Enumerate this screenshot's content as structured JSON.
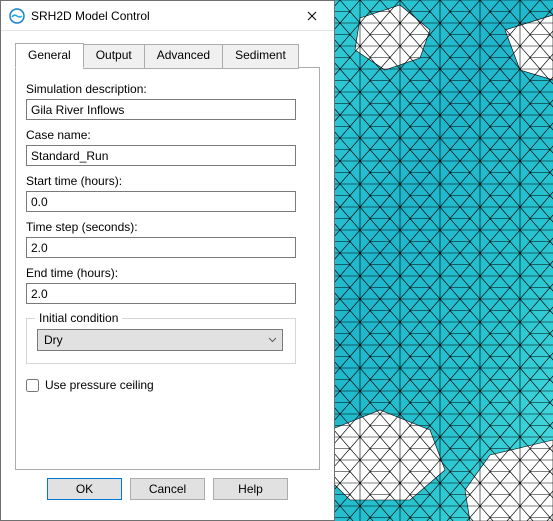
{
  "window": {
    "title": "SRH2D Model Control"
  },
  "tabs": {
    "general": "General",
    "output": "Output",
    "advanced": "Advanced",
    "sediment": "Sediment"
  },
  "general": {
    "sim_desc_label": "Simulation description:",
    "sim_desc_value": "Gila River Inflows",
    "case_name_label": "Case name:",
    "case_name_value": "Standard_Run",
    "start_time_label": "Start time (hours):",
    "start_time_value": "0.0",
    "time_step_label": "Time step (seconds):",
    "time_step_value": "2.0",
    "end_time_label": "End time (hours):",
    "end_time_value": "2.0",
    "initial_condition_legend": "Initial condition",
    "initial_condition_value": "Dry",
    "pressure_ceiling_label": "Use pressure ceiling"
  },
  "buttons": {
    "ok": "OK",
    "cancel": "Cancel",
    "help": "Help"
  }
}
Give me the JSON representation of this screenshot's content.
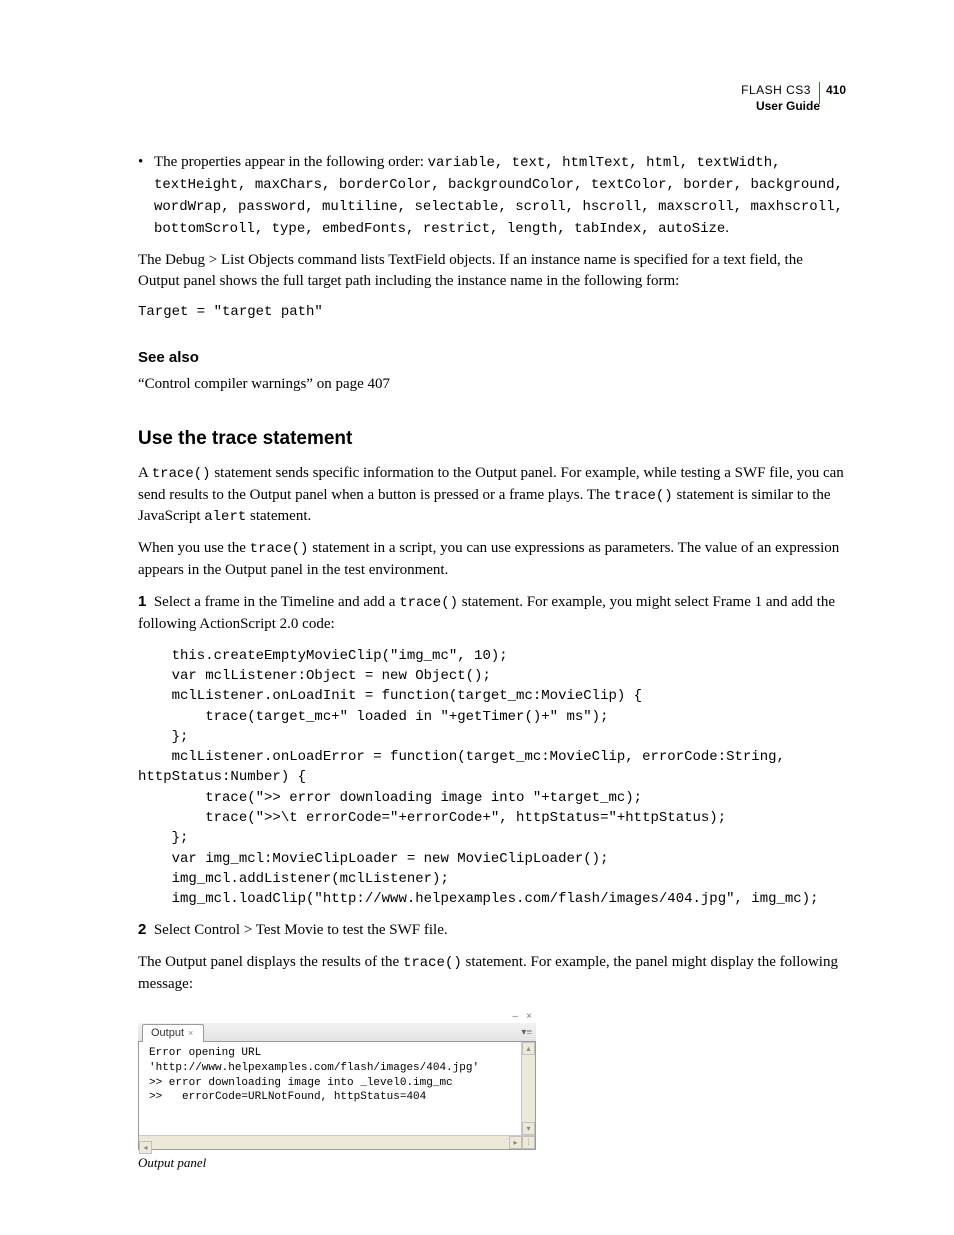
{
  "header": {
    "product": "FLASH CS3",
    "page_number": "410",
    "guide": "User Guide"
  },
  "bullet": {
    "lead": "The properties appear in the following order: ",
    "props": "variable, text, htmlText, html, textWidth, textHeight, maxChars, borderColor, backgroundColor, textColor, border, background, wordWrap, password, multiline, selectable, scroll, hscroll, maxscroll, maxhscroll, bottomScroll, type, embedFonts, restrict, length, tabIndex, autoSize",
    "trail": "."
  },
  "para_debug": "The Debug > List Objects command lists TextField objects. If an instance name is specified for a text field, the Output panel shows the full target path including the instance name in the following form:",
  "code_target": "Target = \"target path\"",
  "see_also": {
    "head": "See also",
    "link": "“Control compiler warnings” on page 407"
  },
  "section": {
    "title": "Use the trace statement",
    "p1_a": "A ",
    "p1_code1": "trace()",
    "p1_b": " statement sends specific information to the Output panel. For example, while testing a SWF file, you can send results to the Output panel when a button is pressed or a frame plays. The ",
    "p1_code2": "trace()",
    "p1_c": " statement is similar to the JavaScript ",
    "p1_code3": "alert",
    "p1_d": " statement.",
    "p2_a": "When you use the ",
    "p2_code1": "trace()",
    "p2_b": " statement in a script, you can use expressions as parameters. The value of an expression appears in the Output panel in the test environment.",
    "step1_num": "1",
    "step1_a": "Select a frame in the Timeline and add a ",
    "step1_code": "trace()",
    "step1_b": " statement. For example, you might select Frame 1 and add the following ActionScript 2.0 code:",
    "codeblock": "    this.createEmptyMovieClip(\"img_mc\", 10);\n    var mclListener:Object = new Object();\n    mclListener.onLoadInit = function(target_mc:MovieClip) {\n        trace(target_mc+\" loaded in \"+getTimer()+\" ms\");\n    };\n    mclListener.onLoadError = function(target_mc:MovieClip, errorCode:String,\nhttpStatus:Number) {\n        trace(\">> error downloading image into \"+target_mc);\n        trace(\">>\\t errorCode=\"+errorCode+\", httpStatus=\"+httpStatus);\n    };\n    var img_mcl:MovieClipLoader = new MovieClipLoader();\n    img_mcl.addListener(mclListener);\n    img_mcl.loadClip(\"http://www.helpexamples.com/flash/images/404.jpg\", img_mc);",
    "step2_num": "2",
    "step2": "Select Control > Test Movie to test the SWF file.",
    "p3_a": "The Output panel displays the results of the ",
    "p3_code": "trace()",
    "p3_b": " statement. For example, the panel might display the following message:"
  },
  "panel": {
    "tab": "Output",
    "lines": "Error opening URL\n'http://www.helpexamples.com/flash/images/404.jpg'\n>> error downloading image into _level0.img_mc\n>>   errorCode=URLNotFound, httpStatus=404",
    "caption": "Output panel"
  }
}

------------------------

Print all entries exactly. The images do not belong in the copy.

▶ [Exercise response]:
Enumerate this screenshot's content as structured JSON.
{
  "window": {
    "title": "SRH2D Model Control"
  },
  "tabs": {
    "general": "General",
    "output": "Output",
    "advanced": "Advanced",
    "sediment": "Sediment"
  },
  "general": {
    "sim_desc_label": "Simulation description:",
    "sim_desc_value": "Gila River Inflows",
    "case_name_label": "Case name:",
    "case_name_value": "Standard_Run",
    "start_time_label": "Start time (hours):",
    "start_time_value": "0.0",
    "time_step_label": "Time step (seconds):",
    "time_step_value": "2.0",
    "end_time_label": "End time (hours):",
    "end_time_value": "2.0",
    "initial_condition_legend": "Initial condition",
    "initial_condition_value": "Dry",
    "pressure_ceiling_label": "Use pressure ceiling"
  },
  "buttons": {
    "ok": "OK",
    "cancel": "Cancel",
    "help": "Help"
  }
}
Give me the JSON representation of this screenshot's content.
{
  "header": {
    "product": "FLASH CS3",
    "page_number": "410",
    "guide": "User Guide"
  },
  "bullet": {
    "lead": "The properties appear in the following order: ",
    "props": "variable, text, htmlText, html, textWidth, textHeight, maxChars, borderColor, backgroundColor, textColor, border, background, wordWrap, password, multiline, selectable, scroll, hscroll, maxscroll, maxhscroll, bottomScroll, type, embedFonts, restrict, length, tabIndex, autoSize",
    "trail": "."
  },
  "para_debug": "The Debug > List Objects command lists TextField objects. If an instance name is specified for a text field, the Output panel shows the full target path including the instance name in the following form:",
  "code_target": "Target = \"target path\"",
  "see_also": {
    "head": "See also",
    "link": "“Control compiler warnings” on page 407"
  },
  "section": {
    "title": "Use the trace statement",
    "p1_a": "A ",
    "p1_code1": "trace()",
    "p1_b": " statement sends specific information to the Output panel. For example, while testing a SWF file, you can send results to the Output panel when a button is pressed or a frame plays. The ",
    "p1_code2": "trace()",
    "p1_c": " statement is similar to the JavaScript ",
    "p1_code3": "alert",
    "p1_d": " statement.",
    "p2_a": "When you use the ",
    "p2_code1": "trace()",
    "p2_b": " statement in a script, you can use expressions as parameters. The value of an expression appears in the Output panel in the test environment.",
    "step1_num": "1",
    "step1_a": "Select a frame in the Timeline and add a ",
    "step1_code": "trace()",
    "step1_b": " statement. For example, you might select Frame 1 and add the following ActionScript 2.0 code:",
    "codeblock": "    this.createEmptyMovieClip(\"img_mc\", 10);\n    var mclListener:Object = new Object();\n    mclListener.onLoadInit = function(target_mc:MovieClip) {\n        trace(target_mc+\" loaded in \"+getTimer()+\" ms\");\n    };\n    mclListener.onLoadError = function(target_mc:MovieClip, errorCode:String,\nhttpStatus:Number) {\n        trace(\">> error downloading image into \"+target_mc);\n        trace(\">>\\t errorCode=\"+errorCode+\", httpStatus=\"+httpStatus);\n    };\n    var img_mcl:MovieClipLoader = new MovieClipLoader();\n    img_mcl.addListener(mclListener);\n    img_mcl.loadClip(\"http://www.helpexamples.com/flash/images/404.jpg\", img_mc);",
    "step2_num": "2",
    "step2": "Select Control > Test Movie to test the SWF file.",
    "p3_a": "The Output panel displays the results of the ",
    "p3_code": "trace()",
    "p3_b": " statement. For example, the panel might display the following message:"
  },
  "panel": {
    "tab": "Output",
    "lines": "Error opening URL\n'http://www.helpexamples.com/flash/images/404.jpg'\n>> error downloading image into _level0.img_mc\n>>   errorCode=URLNotFound, httpStatus=404",
    "caption": "Output panel"
  }
}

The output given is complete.